Bonus cup design: A closed cylinder with a spout, facing away from the drinker's face, at the top. Pushing a button opens the spout, and you pour the drink from the spout onto the roof of your mouth.

How would houses change if we could walk on the walls?

You would have to have carpets or lino everywhere. You can't leave foot marks all over emulsion paint.

Toddlers would be a pain. They could stick their fingers into light fittings mounted on the "ceiling".

Windows would be a hazard. If you tread on the glass and break it (or don't notice the window is open) do you fall out of the window or does gravity work differently on the inside and outside of the building?

Mains sockets will be worse than they are now because where do you put them? Several on every wall, floor and ceiling?

Don't open the velcroed-to-the-ceiling fridge without thinking or the contents will fall on you.

Pets would have great fun running around the walls until they jumped. Then gravity would suddenly come from an apparently different direction and splat them on the floor.

Designing a squash court would be a challenge. What happens if you or the ball cross a gravity boundary in the middle of the room?
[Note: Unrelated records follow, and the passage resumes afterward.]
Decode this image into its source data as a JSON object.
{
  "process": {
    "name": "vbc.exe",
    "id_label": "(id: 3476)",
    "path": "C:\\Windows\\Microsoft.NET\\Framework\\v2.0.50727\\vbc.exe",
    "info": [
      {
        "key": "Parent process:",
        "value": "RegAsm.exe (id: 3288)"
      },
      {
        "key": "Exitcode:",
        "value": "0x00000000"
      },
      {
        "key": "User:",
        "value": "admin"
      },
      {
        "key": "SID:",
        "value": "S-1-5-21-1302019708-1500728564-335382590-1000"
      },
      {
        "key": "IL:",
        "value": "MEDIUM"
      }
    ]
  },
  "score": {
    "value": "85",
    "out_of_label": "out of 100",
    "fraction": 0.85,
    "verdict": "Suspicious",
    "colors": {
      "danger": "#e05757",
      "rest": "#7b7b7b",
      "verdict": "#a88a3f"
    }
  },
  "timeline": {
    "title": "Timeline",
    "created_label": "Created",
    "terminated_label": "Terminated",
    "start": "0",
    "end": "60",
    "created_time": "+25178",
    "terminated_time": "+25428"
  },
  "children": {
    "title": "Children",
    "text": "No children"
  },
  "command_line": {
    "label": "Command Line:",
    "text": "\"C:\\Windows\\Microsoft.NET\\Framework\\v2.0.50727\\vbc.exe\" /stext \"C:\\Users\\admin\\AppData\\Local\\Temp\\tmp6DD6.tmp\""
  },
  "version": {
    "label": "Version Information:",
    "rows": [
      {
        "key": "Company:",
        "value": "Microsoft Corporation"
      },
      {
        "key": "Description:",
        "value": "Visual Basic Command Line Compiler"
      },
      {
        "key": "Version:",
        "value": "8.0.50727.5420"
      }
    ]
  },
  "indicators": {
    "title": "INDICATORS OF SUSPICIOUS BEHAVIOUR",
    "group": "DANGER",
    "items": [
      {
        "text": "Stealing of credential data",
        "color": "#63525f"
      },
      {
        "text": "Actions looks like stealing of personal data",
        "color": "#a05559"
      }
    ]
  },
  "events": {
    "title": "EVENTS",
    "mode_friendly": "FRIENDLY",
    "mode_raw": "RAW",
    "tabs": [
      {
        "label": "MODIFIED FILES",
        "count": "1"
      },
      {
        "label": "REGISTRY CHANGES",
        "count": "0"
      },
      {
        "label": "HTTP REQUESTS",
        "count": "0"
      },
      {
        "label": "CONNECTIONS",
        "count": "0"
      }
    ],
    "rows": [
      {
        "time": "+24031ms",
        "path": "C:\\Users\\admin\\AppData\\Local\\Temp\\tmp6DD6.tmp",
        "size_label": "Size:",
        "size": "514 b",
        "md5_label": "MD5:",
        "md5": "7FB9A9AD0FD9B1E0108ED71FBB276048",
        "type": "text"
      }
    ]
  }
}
Vacuum cleaning?

Very tall and wide rooms to avoid heads clashing in the middle?

Heads would clash on surfaces at right-angles to each other.

Which way up would the TV be so everyone could watch?

It depends on the constraints. If you have loads of space to build then with a large sprawling house with plenty of floor-space, walking on the walls doesn't add a huge amount of valuable space; in fact you lose space because you need to leave space around the outside of the room to access the wall.

If, however, you have limited building land, then houses could be built vertically with a very small footprint; say you want a house with 4 16ft x 24ft rooms, with a ceiling height of 9ft, you could build that on a 16ft x 9ft parcel of land, whereas in our mundane world you would need at least 32 x 48.